Consumer Staples SPDR
: Earnings for companies in XLP are forecast to grow faster than earnings for the
this year, and this may make the sector a good defensive play, but XLP already trades at a premium to the market.
Plus, the sector's return on equity has been falling for years, and this poses an additional threat to valuations, given its high price-to-book value multiple. (There is a high correlation between ROE and P/BV, so falling ROE could mean lower P/BV multiples in the future.)
: Earnings are expected to be down slightly this year, but with oil prices surging again, that could prove pessimistic. At any rate, times are good for energy companies, and XLE, which trades at the lowest P/E of any sector SPDR, may still offer good investment potential for serious long-term investors (more than five years) regardless of near-term fluctuations in oil prices, since by my analysis, XLE is cheap relative to cycle average profitability.
: Turmoil among subprime mortgage lenders does not as yet appear to have affected the earnings of the financial sector overall. In fact, 2007 earnings estimates for XLF actually rose over the past month -- the only sector that saw an increase.
Our belief is that the large banks and brokers that dominate the sector will not see a spillover effect, and in any case the boom in M&A activity that is bringing tremendous fees to Wall Street will more than compensate for any mortgage-related risk that was not sufficiently hedged. Therefore, I believe earnings estimates could actually prove conservative, and EPS growth is currently forecast to be about as fast as for the S&P 500. Despite this, XLF trades at a substantial discount to the market on most valuation metrics.
: There could be upside to current EPS estimates, given recent strength in export demand and this sector's relatively large foreign sales -- which are more than a third of overall sales -- and because they also tend to benefit from a weaker dollar. At any rate, current estimates still see faster earnings growth than the S&P 500 in 2007, but shares of XLI already trade at a slight premium to the market, so they are probably not a bargain.
Health Care SPDR
: Upside potential for XLV, which already trades at a premium P/E to the S&P 500, seems limited: Health care is the only sector for which EPS growth trailed sales growth over the past five years, in part because of persistent declines in return on equity. And the drug companies, which dominate the index (about two-thirds of assets), are unlikely to get much help from headlines coming out of Washington, given the Democrats' control of Congress.

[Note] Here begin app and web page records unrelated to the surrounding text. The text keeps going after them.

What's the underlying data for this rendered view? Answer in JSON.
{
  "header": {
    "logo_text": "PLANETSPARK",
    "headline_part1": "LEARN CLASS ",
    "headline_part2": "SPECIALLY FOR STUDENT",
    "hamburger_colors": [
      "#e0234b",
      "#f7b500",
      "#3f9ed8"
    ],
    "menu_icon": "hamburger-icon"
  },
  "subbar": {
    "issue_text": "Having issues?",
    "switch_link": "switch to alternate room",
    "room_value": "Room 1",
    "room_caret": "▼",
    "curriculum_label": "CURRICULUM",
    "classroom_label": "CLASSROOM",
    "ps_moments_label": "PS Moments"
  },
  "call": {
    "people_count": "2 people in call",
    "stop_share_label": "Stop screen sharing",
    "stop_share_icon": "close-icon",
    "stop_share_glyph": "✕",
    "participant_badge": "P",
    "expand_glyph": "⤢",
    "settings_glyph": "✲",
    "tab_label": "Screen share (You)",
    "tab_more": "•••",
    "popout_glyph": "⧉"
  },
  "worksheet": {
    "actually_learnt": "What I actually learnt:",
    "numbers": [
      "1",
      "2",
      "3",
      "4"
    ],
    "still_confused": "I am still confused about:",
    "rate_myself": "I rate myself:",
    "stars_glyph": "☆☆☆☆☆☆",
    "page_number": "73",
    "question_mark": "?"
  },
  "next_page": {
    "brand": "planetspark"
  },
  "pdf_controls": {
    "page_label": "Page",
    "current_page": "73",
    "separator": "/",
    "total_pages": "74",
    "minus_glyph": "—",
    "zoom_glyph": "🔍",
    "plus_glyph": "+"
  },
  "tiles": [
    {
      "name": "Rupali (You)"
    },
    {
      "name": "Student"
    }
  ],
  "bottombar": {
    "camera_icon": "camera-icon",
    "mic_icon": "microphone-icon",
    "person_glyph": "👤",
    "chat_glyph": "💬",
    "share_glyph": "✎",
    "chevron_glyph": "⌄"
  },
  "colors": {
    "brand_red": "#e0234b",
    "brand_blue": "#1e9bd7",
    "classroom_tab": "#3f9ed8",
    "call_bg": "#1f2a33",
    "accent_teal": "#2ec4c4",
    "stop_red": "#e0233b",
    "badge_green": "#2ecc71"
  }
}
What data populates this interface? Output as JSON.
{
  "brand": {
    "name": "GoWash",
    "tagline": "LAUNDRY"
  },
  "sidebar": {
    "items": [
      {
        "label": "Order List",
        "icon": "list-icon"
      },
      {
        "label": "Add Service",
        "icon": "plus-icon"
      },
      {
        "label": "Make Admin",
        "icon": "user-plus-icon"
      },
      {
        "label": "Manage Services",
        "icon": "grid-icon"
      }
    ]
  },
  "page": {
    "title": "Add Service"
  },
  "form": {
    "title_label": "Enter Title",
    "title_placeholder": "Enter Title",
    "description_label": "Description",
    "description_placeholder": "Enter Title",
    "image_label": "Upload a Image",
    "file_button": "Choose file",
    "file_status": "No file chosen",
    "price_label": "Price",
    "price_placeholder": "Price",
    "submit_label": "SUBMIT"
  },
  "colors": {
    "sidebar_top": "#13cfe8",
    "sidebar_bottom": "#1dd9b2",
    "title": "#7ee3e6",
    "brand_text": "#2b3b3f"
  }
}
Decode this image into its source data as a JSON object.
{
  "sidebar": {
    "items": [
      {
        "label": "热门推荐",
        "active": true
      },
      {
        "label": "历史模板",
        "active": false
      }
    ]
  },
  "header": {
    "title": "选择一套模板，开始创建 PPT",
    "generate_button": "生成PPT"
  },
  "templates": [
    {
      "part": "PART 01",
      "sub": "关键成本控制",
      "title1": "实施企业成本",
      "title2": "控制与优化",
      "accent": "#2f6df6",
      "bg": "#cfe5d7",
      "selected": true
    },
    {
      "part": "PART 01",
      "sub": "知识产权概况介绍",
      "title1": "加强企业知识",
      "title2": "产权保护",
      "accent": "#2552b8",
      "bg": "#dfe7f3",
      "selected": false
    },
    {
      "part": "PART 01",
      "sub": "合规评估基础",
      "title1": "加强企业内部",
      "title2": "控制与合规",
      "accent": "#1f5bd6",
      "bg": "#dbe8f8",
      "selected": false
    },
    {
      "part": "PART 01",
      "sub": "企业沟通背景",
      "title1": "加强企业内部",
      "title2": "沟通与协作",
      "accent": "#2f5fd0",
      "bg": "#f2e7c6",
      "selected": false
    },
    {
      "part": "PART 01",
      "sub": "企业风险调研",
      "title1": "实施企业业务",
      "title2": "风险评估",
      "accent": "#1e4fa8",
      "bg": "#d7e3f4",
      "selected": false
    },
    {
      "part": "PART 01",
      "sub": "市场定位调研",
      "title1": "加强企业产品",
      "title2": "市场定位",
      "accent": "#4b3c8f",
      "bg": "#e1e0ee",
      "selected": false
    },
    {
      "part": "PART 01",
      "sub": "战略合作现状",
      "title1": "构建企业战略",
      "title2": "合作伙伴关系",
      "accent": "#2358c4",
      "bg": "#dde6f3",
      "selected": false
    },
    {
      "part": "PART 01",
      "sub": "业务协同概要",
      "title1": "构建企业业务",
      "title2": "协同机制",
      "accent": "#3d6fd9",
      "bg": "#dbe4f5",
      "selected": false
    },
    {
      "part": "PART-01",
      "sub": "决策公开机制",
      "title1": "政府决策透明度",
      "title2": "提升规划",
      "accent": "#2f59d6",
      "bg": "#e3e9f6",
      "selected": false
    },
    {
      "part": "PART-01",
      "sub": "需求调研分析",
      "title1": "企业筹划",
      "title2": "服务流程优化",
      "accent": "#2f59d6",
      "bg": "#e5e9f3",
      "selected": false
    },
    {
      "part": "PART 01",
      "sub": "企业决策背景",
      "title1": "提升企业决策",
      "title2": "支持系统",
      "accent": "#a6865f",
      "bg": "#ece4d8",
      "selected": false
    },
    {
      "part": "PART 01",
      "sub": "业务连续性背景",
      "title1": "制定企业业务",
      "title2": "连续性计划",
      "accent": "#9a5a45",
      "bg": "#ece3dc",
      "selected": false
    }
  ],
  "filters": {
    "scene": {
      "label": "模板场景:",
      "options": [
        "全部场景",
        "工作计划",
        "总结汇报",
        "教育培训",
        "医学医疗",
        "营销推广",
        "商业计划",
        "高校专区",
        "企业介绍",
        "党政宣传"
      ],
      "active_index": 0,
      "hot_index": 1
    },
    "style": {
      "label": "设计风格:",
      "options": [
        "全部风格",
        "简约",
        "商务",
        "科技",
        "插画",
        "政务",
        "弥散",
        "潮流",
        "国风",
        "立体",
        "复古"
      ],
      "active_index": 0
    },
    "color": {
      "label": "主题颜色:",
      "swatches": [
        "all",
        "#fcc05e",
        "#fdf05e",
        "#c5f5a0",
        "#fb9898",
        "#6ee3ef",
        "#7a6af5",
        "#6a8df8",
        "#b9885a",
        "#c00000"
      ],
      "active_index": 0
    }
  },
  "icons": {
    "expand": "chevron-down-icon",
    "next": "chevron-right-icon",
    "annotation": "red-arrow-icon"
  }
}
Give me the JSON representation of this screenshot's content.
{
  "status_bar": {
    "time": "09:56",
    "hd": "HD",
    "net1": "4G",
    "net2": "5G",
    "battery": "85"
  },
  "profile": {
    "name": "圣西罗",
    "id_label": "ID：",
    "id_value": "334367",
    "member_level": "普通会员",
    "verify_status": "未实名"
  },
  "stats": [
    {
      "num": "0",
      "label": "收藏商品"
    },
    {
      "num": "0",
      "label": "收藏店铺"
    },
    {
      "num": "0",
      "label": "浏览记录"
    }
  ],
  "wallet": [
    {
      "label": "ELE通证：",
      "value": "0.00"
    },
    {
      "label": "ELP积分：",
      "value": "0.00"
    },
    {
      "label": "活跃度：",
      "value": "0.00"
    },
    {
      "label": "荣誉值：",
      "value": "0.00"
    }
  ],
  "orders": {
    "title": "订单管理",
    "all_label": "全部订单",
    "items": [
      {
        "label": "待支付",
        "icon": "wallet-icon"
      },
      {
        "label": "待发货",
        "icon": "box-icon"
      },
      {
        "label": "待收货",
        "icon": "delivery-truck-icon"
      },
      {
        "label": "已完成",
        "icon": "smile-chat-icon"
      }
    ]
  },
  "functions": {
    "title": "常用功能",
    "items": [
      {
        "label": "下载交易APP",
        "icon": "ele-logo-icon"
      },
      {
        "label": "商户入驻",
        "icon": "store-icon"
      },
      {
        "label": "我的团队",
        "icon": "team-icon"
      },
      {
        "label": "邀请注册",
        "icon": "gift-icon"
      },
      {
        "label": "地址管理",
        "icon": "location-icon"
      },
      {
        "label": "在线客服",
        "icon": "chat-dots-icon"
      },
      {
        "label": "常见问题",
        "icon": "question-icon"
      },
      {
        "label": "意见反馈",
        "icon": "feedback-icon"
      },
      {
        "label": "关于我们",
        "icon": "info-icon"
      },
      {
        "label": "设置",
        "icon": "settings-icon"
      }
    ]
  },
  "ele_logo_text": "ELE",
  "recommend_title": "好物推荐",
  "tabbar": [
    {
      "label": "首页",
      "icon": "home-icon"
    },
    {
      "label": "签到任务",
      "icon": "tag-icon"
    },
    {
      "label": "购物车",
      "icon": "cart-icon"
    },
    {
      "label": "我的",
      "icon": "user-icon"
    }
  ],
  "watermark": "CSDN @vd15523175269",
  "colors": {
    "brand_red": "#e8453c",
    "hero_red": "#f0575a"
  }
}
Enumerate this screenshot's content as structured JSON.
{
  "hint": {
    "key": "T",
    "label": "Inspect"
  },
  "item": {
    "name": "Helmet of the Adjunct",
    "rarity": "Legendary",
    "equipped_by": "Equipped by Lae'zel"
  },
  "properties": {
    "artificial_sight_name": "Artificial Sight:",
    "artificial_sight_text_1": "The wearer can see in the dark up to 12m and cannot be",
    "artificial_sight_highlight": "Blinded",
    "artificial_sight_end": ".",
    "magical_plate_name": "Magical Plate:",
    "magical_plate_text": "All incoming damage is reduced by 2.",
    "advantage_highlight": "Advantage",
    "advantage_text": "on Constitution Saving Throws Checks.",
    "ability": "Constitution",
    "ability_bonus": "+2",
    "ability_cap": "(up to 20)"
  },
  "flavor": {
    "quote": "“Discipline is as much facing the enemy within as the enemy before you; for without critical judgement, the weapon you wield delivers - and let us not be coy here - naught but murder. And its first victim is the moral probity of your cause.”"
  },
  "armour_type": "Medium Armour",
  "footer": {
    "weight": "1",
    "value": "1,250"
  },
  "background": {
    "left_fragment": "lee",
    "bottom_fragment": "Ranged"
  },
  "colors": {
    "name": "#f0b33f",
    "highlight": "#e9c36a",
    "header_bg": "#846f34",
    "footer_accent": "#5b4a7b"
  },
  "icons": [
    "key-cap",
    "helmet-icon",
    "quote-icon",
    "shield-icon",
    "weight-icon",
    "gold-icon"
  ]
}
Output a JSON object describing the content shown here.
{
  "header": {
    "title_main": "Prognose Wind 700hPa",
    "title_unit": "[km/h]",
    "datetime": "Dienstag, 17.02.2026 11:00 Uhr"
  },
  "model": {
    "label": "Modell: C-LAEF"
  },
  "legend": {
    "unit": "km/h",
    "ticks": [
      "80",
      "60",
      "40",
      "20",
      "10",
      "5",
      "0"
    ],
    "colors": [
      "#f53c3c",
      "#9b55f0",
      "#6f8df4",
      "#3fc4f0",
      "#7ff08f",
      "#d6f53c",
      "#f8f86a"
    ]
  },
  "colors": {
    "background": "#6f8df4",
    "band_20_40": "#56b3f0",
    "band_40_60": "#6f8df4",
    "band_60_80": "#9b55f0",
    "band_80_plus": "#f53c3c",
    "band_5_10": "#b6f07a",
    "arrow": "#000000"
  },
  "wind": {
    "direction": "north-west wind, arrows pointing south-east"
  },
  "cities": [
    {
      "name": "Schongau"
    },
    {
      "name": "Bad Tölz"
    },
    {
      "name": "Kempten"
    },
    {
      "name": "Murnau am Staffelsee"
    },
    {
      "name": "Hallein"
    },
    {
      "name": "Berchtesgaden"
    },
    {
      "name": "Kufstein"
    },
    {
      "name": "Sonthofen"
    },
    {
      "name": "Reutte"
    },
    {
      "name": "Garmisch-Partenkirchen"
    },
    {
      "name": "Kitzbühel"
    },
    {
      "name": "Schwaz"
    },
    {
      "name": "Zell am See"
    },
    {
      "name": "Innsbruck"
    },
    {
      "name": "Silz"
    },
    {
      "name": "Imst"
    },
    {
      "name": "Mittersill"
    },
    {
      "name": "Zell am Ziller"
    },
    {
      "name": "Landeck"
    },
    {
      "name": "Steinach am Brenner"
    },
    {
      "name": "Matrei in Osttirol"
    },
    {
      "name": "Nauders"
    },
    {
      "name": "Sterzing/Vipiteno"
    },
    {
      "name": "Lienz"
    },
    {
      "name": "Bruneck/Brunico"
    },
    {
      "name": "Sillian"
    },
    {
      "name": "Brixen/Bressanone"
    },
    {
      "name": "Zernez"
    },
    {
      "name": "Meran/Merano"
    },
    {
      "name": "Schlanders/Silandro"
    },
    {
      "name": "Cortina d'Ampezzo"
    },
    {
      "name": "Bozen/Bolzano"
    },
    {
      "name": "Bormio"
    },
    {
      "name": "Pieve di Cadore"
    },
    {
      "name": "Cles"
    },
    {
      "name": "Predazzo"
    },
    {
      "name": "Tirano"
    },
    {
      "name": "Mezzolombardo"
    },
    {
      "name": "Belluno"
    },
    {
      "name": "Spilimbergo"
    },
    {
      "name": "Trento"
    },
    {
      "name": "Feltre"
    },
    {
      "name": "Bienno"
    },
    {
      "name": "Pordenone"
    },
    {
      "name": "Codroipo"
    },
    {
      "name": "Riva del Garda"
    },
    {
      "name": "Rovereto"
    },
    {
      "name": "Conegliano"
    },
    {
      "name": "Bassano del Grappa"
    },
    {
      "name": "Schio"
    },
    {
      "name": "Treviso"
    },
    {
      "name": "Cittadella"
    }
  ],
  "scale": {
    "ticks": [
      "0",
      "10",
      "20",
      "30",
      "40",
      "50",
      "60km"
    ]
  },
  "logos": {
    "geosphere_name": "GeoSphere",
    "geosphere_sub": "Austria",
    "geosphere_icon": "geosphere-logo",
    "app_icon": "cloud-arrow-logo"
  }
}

: Estimates have been falling, and investors may have to wait until 2008 to see the kind of earnings growth that tech is supposed to deliver. And valuation is always a concern: XLK is trading at more than 19 times current-year estimates.
: Current consensus estimates imply that firms in XLB are at or near peak profitability and that earnings growth will be minimal in 2007, although that obviously depends on the future direction of commodity prices. XLB trades on par with the S&P 500 and is still considerably more expensive than another highly cyclical sector: energy.
: Consensus earnings estimates suggest fundamentals remain solid, and XLU offers the highest dividend yield of any Select Sector SPDR. However, steady gains of more than 100% since early 2003 have resulted in higher multiples which, in turn, may depress returns going forward.
Michael Krause is president and founder of AltaVista Independent Research. AltaVista provides fundamentally driven analysis of exchange-traded funds to help investors select ETFs based on investment merit, much the same way they would evaluate a single stock. The firm offers both print and online ETF research to subscribers, but does not manage clients' money. Mr. Krause is also a frequent contributor to broadcast and print media.